= Input =
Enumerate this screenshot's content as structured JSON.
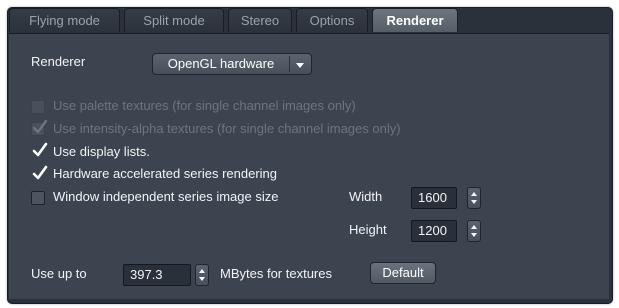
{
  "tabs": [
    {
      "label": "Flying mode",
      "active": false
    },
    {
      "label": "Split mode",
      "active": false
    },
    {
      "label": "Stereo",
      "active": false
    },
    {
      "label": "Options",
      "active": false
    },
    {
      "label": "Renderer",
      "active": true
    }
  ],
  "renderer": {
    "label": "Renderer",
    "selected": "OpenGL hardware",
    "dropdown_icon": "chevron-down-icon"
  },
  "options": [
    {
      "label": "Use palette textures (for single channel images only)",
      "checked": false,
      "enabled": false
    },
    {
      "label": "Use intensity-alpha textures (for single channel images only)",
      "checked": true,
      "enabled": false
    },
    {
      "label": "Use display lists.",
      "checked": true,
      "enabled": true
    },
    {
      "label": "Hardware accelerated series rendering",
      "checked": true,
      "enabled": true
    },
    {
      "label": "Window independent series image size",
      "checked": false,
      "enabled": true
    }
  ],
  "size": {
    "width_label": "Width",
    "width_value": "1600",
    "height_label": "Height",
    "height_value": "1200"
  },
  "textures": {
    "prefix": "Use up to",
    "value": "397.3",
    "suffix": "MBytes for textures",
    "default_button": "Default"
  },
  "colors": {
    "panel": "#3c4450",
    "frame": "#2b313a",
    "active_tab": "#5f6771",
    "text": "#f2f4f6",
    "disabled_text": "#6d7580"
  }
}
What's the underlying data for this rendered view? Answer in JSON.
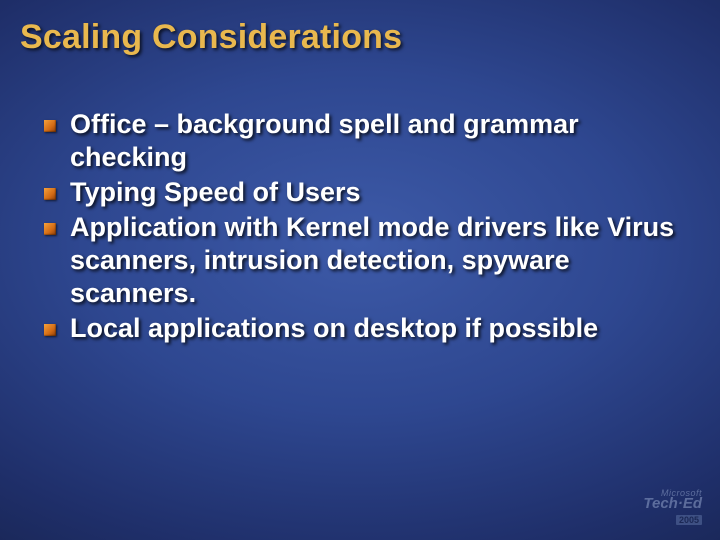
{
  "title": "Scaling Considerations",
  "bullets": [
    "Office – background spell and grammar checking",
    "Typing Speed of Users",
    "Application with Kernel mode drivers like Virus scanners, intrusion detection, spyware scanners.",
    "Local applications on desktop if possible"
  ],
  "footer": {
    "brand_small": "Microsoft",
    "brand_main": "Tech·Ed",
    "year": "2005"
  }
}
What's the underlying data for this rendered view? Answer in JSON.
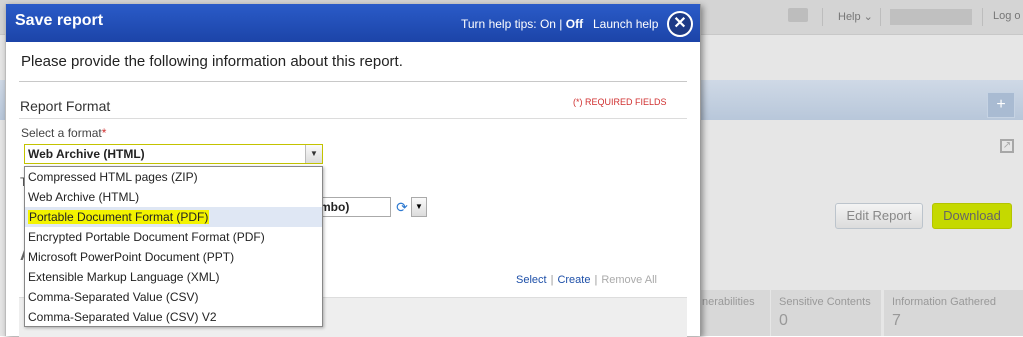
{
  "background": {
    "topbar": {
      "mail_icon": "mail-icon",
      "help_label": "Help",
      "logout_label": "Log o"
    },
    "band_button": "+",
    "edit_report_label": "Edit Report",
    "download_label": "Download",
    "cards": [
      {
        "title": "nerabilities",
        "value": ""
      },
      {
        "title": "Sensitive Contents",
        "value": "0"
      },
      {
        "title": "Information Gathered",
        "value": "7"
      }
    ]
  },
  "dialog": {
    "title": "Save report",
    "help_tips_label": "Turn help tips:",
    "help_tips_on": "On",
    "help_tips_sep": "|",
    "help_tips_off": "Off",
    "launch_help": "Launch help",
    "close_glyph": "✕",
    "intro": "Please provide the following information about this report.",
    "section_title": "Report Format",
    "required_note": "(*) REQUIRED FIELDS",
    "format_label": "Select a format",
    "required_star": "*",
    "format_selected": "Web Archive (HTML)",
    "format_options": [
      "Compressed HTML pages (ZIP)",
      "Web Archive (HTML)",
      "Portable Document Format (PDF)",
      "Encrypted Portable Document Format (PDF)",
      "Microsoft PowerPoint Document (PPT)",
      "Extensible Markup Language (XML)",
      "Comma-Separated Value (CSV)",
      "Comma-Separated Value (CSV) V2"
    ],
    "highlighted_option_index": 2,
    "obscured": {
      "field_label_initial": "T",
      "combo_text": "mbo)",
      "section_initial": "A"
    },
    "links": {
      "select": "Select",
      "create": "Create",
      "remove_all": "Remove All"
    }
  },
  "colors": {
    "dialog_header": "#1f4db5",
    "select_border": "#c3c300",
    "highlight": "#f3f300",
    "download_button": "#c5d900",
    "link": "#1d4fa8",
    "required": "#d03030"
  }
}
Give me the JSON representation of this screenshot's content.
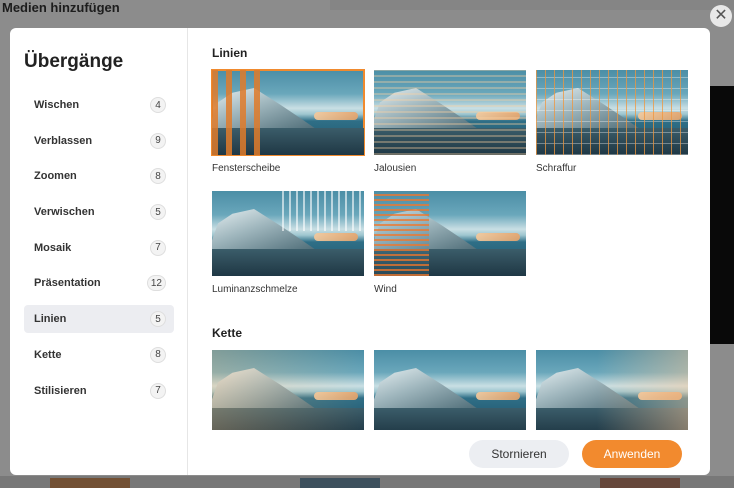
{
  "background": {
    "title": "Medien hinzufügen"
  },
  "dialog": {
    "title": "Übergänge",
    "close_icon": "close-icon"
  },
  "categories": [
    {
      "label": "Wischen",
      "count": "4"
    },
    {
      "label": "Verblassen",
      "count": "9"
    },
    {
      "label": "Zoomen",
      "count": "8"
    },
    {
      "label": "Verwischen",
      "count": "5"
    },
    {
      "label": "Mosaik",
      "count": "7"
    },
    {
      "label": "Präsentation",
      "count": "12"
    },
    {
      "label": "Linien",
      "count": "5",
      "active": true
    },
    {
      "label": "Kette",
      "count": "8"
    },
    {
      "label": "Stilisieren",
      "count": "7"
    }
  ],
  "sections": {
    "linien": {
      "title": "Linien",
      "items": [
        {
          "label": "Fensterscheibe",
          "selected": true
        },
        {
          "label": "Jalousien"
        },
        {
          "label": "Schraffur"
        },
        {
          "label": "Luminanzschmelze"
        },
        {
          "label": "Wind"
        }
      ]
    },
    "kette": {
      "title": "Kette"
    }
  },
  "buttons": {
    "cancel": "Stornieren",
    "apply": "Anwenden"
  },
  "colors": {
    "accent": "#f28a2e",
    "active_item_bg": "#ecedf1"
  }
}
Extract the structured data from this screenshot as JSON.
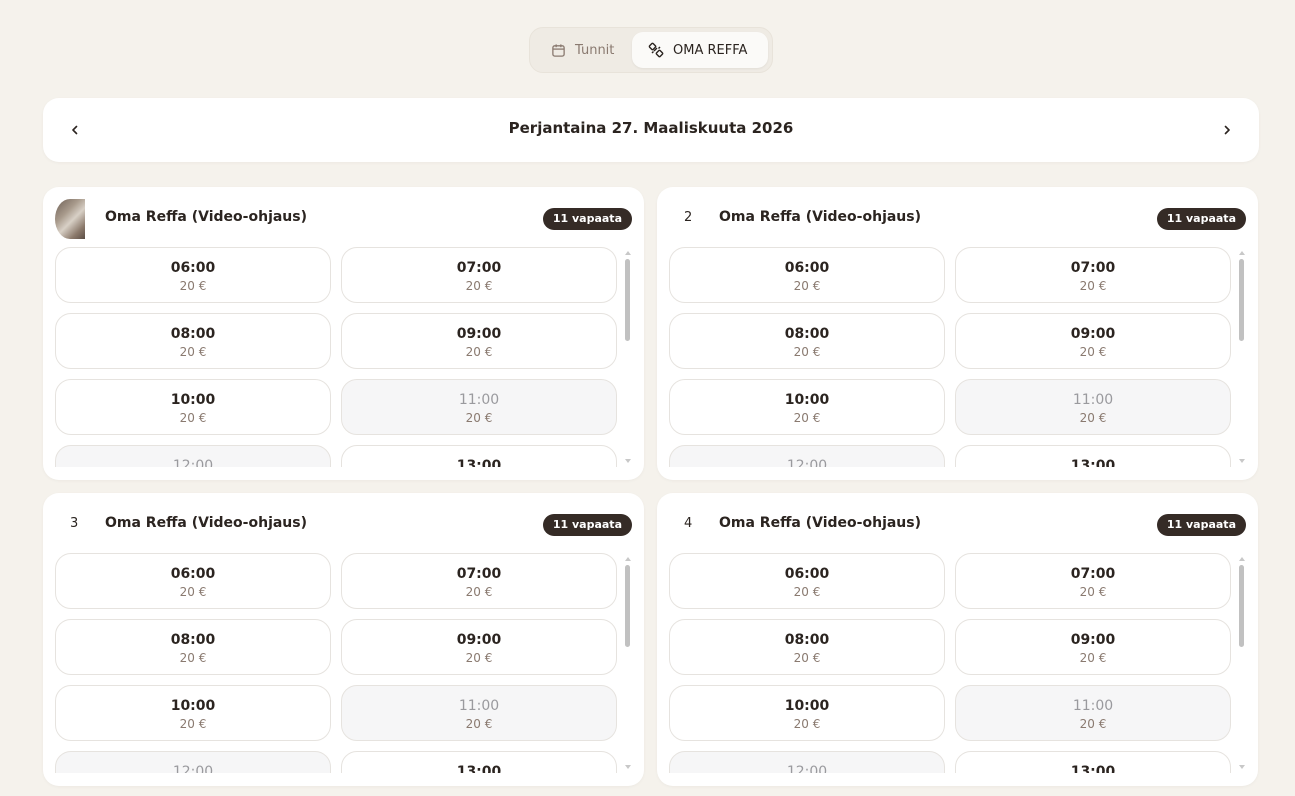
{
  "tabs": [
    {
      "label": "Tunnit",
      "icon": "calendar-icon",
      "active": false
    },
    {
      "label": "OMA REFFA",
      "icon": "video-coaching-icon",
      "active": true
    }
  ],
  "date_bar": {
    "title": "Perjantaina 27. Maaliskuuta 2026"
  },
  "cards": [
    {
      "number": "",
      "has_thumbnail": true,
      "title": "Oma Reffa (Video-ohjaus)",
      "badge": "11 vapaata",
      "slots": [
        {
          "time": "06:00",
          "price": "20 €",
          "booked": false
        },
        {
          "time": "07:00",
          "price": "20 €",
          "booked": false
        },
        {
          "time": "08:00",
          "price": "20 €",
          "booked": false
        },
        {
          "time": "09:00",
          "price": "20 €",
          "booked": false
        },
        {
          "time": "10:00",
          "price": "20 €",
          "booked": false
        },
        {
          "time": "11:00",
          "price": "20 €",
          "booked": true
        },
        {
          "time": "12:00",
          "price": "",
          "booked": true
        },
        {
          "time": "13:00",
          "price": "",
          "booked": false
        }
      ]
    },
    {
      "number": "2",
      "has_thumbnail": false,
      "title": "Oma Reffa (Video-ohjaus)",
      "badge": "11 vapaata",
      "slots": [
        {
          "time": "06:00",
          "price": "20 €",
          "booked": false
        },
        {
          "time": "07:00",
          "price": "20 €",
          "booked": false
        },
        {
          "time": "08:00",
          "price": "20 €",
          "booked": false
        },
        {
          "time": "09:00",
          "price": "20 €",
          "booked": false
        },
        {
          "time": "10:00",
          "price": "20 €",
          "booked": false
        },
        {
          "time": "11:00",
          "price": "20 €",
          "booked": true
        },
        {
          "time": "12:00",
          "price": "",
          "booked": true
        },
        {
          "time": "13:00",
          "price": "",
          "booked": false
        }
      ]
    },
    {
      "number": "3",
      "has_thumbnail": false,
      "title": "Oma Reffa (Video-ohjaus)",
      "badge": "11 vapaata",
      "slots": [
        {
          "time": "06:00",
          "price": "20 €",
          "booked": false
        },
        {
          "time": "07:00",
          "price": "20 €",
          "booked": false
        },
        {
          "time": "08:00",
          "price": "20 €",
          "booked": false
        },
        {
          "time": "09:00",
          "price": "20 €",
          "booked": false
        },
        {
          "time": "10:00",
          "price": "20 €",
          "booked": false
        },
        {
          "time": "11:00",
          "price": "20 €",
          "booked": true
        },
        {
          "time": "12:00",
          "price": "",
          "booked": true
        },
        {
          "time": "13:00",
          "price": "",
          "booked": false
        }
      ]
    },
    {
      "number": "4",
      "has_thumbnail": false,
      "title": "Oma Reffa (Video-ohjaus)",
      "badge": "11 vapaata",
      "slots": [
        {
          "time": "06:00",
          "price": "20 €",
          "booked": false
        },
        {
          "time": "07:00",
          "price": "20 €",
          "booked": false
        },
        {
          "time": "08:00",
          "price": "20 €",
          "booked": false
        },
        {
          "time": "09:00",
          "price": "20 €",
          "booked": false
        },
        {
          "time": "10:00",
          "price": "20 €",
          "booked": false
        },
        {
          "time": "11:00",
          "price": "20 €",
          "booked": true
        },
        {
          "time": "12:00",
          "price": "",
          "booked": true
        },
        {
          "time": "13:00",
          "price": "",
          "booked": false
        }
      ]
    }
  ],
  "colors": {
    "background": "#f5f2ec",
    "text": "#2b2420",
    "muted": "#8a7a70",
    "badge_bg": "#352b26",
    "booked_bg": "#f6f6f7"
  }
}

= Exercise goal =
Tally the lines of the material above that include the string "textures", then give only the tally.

= Output =
4